> **Assignment**
Copy out every line of the records where the string "animation" occurs.

[Stored data Boundary: Start]

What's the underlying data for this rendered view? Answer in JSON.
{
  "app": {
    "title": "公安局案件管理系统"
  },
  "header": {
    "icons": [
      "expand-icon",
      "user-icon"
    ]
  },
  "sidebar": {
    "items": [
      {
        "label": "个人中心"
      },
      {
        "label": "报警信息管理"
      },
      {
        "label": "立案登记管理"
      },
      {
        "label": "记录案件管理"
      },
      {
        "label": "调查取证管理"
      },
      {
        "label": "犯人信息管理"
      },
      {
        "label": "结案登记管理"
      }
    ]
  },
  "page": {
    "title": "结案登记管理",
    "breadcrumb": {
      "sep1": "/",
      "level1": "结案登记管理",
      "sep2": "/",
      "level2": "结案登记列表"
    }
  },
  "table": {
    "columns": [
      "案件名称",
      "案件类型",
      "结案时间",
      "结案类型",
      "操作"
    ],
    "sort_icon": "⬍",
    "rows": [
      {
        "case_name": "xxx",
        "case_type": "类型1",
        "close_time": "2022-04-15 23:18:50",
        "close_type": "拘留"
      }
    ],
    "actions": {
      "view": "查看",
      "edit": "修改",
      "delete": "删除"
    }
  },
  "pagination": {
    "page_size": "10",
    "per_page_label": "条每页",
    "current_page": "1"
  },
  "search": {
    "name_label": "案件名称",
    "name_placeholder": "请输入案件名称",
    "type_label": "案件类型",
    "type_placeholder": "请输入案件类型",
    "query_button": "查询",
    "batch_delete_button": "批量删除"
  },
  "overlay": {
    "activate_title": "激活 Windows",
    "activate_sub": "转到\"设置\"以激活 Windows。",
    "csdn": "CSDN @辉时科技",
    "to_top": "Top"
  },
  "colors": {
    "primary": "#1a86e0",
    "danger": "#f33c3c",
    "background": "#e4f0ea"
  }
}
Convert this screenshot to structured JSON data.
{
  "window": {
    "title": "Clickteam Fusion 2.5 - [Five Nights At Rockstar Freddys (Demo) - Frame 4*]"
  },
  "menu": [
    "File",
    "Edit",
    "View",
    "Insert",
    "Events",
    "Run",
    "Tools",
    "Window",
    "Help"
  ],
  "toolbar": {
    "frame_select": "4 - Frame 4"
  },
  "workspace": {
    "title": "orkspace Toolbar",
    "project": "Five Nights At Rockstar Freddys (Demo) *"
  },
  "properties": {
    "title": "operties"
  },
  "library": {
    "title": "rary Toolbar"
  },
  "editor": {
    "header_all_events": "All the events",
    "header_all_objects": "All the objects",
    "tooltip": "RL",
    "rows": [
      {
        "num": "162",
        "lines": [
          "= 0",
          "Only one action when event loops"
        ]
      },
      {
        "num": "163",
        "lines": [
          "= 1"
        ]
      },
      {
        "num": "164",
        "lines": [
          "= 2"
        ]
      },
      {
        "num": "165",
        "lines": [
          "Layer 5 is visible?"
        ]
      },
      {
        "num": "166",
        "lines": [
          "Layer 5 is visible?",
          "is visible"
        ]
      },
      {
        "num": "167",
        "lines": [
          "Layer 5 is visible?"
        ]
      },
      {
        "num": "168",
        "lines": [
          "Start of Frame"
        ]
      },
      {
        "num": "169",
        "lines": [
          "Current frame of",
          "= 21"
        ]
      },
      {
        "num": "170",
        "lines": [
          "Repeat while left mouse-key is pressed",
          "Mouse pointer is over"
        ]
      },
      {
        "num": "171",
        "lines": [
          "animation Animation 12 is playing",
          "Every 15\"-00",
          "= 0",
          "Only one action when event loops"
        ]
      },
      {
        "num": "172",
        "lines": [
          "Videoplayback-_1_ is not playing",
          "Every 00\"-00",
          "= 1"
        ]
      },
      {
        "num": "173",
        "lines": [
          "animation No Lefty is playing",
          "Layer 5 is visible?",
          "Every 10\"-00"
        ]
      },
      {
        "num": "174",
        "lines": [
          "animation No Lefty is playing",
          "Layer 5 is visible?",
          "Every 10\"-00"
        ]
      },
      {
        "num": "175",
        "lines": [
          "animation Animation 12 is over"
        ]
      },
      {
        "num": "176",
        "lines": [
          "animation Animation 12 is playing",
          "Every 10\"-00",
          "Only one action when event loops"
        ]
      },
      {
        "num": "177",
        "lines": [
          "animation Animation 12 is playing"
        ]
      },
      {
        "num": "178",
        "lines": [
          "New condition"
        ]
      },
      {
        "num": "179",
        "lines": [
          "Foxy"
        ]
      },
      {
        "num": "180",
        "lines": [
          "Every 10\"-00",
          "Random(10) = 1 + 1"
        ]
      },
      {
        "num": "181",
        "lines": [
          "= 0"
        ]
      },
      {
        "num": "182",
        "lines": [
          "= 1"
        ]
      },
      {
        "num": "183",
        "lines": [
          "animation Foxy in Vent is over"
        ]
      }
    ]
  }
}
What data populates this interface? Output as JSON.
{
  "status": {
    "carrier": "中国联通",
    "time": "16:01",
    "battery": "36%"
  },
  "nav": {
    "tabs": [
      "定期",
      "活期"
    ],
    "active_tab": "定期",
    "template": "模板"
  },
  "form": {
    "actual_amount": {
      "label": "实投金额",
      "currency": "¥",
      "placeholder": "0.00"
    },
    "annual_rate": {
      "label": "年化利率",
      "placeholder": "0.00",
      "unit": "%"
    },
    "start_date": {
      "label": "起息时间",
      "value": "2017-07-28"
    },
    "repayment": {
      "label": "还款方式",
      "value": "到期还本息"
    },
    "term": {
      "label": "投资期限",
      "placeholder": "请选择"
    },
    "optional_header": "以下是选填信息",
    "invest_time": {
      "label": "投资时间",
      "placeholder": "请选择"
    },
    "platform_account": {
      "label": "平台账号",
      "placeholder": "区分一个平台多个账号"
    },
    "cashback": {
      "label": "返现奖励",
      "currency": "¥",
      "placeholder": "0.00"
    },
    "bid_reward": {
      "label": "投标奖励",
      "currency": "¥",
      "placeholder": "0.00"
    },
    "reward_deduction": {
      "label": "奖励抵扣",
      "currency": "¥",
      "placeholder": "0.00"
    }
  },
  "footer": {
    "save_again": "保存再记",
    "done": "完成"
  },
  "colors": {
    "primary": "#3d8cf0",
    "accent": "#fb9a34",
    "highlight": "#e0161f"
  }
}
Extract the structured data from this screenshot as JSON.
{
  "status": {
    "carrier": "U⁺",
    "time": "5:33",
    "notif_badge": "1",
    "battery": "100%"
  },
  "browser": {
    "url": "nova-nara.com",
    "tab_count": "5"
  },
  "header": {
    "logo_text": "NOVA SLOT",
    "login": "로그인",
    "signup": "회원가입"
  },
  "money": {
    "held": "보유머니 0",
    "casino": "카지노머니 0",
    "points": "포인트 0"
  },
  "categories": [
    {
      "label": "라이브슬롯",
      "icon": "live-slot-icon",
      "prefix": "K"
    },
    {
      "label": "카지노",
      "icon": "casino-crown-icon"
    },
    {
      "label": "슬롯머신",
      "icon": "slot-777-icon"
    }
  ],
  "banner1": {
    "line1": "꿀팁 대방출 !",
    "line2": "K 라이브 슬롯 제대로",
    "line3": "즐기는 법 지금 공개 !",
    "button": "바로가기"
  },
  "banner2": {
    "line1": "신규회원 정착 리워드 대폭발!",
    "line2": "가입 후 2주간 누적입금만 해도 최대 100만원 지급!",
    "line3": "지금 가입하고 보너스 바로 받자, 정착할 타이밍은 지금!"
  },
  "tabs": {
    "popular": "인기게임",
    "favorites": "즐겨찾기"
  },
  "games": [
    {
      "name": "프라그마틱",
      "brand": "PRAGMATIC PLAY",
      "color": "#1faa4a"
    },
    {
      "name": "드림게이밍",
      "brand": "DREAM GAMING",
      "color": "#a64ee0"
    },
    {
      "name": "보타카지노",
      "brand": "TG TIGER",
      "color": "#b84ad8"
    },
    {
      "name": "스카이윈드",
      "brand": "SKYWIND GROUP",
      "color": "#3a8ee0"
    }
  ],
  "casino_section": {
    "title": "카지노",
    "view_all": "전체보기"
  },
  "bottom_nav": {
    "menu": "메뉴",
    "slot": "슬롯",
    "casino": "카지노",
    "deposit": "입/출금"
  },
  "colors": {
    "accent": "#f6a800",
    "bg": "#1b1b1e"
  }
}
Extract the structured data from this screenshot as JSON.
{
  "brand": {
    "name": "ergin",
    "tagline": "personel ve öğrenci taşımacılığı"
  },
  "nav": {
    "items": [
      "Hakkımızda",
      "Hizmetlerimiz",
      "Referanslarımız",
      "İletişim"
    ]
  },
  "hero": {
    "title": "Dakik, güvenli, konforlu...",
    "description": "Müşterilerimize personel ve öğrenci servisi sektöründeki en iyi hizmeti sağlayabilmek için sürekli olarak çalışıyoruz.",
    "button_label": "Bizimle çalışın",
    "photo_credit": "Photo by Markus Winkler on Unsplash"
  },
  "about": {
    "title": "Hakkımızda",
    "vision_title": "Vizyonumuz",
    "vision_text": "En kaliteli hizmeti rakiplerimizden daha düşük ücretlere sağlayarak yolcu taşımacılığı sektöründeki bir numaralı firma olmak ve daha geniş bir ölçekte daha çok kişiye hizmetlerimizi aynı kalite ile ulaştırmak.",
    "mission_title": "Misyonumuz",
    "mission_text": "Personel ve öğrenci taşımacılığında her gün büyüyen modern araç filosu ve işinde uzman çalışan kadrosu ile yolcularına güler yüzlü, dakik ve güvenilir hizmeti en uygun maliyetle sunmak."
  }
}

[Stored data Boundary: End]

> **Your response**
          "animation Animation 12 is playing",
          "animation No Lefty is playing",
          "animation No Lefty is playing",
          "animation Animation 12 is over"
          "animation Animation 12 is playing",
          "animation Animation 12 is playing"
          "animation Foxy in Vent is over"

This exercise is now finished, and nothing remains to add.